  it('should show the success screen after correct authorization', () => {
    cy.visit('http://localhost:3000')
    cy.window()
      .its('accountsSDK')
      .then((accountsSDK) => {
        cy.stub(accountsSDK, 'popup')
          .as('popupAuthorization')
          .returns({
            authorize() {
              return Promise.resolve({
                access_token: 'token',
                expires_in: 216000,
                organization_id: 'org-id',
                scope: 'agents--all:ro',
              })
            },
          })
      })

    cy.contains('Sign in with LiveChat').click()
    cy.get('@popupAuthorization').should('be.calledOnce')

    cy.contains('Logged in succesfully!').should('be.visible')
  })
})

Thanks to “cy.stub()”, we can additionally check if the authorization was indeed correctly called only once. This was done using “cy.get()” via the alias provided earlier. Let’s run it and see how it goes:

Cypress Test Runner with the passed test after the authorization succeeded

Great! Our test is now able to access the “logged in” user flow without having to interact with the third-party popup being displayed. This would work for any other authorization library, like Google, Facebook and others.

You can find the whole repository with that example here: klarzynskik/simple-popup-auth.

Summary

As with everything, stubbing has some drawbacks as well. The flow of that authorization should certainly be covered somewhere else. However, you probably don’t want to use the real service in all of your tests, and here is where Cypress shines.

Using its API along with the knowledge of your application, you can test much quicker. Additionally, you will avoid flakiness by removing the dependency that you can’t control away from your test.

I hope you find this example useful. In case you need additional information about authorization handling in Cypress, you can follow these docs: Auth0 Authentication.


Latest articles

Dec 18, 2023
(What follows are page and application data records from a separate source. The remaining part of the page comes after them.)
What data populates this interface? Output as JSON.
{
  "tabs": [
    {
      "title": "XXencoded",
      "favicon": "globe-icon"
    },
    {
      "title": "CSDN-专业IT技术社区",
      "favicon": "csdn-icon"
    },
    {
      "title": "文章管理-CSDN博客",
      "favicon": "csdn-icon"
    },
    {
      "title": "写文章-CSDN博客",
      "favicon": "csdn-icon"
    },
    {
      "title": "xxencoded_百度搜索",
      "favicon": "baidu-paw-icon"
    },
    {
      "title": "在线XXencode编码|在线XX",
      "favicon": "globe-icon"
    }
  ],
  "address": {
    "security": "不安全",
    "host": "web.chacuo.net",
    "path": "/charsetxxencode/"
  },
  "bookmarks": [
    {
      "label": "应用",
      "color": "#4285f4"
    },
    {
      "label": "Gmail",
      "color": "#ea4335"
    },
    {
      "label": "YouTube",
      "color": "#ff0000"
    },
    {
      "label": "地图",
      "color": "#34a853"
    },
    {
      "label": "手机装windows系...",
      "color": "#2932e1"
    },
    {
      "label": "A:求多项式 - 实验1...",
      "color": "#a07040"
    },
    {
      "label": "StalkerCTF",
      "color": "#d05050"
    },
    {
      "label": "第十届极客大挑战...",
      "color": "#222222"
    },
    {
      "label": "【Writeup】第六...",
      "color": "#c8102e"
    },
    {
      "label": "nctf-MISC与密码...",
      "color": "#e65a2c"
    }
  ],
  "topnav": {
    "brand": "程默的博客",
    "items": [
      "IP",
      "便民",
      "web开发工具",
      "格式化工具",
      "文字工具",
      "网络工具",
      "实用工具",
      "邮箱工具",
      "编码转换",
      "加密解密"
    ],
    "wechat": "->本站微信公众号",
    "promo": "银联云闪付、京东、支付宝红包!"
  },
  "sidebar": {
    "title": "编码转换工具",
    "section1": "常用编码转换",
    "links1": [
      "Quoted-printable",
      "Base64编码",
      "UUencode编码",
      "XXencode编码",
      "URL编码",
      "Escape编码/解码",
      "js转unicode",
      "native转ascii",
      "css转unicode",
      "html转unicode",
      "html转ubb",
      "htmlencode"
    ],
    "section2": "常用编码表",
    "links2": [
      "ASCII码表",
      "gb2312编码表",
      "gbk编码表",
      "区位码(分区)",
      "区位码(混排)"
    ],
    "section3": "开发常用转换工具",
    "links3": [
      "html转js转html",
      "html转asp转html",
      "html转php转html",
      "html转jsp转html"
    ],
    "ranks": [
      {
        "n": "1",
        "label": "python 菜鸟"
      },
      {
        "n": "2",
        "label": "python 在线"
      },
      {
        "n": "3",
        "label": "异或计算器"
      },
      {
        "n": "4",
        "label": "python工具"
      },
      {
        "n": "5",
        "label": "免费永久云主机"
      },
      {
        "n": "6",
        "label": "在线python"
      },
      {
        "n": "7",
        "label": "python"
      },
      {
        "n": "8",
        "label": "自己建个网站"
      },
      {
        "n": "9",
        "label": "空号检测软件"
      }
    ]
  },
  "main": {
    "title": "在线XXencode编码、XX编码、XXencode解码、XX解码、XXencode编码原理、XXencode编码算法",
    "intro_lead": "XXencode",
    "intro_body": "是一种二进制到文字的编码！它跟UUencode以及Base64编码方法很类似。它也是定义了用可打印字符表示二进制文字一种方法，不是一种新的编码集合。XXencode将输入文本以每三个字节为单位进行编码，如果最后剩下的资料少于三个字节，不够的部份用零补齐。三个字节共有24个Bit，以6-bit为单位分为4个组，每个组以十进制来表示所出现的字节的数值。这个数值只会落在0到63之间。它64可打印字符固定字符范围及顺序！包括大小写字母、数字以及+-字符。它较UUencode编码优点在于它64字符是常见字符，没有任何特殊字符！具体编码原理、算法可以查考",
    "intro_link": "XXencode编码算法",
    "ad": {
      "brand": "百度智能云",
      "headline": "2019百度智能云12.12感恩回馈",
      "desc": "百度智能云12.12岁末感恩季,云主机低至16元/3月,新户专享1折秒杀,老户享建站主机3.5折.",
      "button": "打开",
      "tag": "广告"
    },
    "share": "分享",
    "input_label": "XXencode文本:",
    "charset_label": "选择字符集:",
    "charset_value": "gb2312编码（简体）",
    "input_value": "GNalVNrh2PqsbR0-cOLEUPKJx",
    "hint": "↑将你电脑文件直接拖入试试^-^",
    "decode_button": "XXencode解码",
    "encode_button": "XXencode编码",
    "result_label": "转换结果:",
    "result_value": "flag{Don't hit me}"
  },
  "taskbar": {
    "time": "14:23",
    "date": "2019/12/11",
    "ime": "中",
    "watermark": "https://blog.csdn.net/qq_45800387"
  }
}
New API Usage reports and changes in the Text Platform

Nov 27, 2023

Submit an App and Enjoy a 0% Commission Fee

Sep 14, 2023

Developer Starter Pack: The Most Useful Resources to Start B...